>>>

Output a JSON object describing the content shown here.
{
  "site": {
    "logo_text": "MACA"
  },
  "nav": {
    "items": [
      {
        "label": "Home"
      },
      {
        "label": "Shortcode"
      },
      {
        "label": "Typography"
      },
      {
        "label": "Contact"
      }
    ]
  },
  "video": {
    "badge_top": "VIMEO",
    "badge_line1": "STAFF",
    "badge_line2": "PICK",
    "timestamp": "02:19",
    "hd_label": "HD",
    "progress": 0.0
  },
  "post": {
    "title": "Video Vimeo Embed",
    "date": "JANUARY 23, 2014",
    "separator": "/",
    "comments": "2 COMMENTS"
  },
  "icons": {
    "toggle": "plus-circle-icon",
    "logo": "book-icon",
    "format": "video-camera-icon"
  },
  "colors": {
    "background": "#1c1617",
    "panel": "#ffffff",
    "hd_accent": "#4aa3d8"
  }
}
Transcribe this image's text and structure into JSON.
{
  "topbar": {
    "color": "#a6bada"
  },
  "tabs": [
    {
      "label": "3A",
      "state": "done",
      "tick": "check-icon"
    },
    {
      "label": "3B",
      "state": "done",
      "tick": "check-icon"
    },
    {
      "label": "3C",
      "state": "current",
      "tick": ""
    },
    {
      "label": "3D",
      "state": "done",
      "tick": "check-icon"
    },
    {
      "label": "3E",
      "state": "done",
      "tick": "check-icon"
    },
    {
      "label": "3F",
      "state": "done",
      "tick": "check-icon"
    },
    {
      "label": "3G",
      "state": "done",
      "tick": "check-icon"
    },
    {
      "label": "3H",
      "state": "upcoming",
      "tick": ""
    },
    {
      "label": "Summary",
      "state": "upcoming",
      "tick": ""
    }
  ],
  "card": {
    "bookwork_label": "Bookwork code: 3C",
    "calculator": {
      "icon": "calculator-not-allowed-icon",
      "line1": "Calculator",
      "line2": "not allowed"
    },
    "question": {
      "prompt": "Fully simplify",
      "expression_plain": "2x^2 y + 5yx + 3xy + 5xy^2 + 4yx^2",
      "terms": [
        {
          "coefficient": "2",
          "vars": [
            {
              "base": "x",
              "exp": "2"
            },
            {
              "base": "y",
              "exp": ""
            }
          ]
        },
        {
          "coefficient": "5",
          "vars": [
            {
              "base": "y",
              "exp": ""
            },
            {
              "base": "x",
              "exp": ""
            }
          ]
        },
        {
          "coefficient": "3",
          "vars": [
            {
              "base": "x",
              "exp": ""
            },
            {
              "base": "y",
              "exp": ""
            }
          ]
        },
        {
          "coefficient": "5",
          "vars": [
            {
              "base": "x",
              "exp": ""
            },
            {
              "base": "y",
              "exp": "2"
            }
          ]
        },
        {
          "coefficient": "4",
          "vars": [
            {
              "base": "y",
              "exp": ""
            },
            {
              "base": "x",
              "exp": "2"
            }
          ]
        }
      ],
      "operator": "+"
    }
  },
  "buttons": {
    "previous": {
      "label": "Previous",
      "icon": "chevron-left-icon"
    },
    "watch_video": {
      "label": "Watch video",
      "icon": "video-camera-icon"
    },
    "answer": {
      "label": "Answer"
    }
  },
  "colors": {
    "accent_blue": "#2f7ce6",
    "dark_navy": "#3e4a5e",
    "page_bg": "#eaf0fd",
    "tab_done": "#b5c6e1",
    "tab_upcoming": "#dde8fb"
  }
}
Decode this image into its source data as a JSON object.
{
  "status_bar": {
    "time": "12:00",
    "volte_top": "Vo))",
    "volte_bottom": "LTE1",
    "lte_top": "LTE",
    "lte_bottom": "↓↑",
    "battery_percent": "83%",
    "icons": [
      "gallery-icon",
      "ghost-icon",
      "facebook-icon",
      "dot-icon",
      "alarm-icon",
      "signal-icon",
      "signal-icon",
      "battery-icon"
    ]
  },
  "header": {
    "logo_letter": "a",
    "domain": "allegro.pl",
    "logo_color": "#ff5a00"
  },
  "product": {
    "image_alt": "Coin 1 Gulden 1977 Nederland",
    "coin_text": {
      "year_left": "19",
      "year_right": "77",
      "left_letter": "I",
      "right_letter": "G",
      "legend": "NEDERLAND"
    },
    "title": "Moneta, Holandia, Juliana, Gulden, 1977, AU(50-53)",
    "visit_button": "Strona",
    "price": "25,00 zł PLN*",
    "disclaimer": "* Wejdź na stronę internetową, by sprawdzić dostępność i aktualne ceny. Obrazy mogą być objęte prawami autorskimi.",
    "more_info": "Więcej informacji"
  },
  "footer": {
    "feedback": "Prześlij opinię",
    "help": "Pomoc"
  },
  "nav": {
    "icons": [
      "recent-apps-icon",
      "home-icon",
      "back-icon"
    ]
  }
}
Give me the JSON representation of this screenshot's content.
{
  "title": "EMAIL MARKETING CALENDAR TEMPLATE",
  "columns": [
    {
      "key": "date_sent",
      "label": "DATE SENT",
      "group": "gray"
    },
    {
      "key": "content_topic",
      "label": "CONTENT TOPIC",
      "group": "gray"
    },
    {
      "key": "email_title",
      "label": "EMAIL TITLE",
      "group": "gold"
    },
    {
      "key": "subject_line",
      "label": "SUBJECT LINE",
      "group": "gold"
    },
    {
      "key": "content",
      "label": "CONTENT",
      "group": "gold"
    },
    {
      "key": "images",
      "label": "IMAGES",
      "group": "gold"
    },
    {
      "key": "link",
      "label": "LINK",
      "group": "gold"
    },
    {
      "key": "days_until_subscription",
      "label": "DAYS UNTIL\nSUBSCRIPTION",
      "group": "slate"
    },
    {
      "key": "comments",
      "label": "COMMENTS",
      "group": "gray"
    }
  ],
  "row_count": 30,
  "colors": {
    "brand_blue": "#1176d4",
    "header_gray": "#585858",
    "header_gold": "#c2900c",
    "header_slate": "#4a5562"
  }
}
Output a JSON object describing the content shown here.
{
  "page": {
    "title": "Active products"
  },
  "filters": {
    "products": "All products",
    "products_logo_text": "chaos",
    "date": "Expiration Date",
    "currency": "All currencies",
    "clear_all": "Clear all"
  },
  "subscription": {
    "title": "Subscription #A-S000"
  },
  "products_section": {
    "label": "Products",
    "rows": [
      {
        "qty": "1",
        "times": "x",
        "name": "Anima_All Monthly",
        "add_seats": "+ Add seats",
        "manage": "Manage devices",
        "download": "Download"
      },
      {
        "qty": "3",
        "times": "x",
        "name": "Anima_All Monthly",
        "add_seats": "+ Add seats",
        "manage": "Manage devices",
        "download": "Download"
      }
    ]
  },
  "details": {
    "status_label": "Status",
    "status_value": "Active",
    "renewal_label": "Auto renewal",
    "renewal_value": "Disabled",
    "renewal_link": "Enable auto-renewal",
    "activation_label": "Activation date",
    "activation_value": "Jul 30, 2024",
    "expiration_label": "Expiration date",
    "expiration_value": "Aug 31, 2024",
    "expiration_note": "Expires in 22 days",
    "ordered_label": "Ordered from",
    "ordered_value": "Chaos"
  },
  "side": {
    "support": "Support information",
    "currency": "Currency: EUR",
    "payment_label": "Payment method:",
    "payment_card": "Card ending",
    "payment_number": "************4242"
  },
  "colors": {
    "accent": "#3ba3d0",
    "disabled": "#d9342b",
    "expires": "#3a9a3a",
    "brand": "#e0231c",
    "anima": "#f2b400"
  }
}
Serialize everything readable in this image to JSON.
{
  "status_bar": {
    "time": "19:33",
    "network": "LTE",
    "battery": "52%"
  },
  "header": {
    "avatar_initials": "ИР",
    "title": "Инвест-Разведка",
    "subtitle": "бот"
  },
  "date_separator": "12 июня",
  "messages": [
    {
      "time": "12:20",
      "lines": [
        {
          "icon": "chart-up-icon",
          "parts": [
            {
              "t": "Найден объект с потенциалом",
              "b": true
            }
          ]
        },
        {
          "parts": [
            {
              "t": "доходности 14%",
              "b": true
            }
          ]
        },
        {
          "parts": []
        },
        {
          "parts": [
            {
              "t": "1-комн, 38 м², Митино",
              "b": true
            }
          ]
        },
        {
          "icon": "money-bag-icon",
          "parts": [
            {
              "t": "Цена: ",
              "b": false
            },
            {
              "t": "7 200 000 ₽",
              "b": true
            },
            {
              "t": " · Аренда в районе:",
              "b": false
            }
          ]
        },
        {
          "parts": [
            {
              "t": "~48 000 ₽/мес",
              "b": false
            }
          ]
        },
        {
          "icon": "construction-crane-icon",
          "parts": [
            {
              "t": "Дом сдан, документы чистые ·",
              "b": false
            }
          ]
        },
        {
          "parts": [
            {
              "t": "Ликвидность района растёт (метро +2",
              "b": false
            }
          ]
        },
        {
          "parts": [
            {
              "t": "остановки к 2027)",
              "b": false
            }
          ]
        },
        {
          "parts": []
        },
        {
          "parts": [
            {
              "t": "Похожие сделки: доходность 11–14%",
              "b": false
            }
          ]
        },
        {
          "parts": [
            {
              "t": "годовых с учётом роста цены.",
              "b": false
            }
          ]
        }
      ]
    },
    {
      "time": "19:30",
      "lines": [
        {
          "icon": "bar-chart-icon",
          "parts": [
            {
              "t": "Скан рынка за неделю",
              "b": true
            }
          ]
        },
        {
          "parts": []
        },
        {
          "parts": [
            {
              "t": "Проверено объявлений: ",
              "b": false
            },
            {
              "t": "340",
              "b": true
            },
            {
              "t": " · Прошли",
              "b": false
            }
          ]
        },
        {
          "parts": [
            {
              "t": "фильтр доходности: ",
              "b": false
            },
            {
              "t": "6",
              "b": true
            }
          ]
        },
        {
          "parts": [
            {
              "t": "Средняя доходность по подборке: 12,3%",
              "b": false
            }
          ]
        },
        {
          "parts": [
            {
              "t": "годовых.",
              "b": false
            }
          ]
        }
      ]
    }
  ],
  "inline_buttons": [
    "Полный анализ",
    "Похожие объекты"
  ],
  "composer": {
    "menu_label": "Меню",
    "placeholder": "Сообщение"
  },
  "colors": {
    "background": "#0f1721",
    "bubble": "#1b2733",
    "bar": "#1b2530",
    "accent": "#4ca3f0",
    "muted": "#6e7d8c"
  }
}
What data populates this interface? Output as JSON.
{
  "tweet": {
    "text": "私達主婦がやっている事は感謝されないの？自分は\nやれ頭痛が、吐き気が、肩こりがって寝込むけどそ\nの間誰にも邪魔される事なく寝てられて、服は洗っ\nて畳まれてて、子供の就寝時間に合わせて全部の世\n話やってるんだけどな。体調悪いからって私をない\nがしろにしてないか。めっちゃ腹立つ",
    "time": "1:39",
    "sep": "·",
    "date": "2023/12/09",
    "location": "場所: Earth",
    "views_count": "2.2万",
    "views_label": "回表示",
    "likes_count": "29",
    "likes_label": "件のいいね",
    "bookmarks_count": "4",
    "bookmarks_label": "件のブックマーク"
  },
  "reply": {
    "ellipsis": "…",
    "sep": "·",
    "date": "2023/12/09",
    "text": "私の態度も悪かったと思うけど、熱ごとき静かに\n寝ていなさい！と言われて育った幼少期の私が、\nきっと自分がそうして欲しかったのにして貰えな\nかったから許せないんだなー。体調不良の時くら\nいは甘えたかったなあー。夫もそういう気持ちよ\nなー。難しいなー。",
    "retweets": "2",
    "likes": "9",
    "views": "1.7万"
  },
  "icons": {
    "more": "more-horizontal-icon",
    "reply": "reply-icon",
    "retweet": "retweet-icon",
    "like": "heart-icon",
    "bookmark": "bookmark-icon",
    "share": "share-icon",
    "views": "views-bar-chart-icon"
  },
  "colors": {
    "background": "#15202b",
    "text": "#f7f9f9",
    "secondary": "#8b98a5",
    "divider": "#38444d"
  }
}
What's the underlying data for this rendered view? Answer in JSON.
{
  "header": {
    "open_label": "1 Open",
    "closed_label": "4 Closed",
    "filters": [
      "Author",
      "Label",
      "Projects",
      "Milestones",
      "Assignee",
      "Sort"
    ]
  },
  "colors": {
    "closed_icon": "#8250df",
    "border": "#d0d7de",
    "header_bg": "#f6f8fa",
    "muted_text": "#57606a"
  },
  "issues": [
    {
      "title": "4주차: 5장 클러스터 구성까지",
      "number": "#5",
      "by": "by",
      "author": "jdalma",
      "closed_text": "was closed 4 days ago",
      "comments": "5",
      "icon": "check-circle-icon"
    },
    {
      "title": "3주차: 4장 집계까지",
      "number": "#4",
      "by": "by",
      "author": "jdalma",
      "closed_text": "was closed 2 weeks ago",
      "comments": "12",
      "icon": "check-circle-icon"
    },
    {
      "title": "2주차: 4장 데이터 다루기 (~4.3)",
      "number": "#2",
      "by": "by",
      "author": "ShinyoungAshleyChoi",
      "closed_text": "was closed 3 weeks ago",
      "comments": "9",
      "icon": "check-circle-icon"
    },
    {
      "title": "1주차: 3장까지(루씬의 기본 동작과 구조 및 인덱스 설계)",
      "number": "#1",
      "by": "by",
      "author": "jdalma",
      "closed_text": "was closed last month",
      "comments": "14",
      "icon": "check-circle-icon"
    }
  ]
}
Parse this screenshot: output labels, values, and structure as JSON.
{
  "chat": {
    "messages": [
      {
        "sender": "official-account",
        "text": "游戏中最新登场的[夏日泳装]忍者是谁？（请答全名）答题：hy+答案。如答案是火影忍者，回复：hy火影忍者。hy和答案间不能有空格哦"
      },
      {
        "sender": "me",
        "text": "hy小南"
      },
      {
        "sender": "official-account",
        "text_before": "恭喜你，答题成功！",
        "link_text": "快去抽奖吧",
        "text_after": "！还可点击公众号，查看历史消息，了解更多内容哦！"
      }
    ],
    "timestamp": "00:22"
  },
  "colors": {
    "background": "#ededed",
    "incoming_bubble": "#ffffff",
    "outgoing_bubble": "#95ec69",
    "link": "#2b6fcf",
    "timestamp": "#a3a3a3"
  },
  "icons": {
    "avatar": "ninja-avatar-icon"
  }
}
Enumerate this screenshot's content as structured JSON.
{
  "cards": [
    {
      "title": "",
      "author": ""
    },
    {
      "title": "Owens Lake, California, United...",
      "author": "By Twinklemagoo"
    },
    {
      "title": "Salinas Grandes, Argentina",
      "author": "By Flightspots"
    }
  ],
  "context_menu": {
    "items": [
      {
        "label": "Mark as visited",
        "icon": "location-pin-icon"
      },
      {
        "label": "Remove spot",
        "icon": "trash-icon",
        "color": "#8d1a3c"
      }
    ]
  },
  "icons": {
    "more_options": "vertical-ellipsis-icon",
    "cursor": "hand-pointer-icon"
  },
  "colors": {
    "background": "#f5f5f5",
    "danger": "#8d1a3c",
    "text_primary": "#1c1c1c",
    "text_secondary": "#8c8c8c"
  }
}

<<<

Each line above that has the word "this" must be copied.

Transcribe this image's text and structure into JSON.
Decode this image into its source data as a JSON object.
Give me the JSON representation of this screenshot's content.
Serialize everything readable in this image to JSON.
What data populates this interface? Output as JSON.
What's the underlying data for this rendered view? Answer in JSON.
Parse this screenshot: output labels, values, and structure as JSON.
Enumerate this screenshot's content as structured JSON.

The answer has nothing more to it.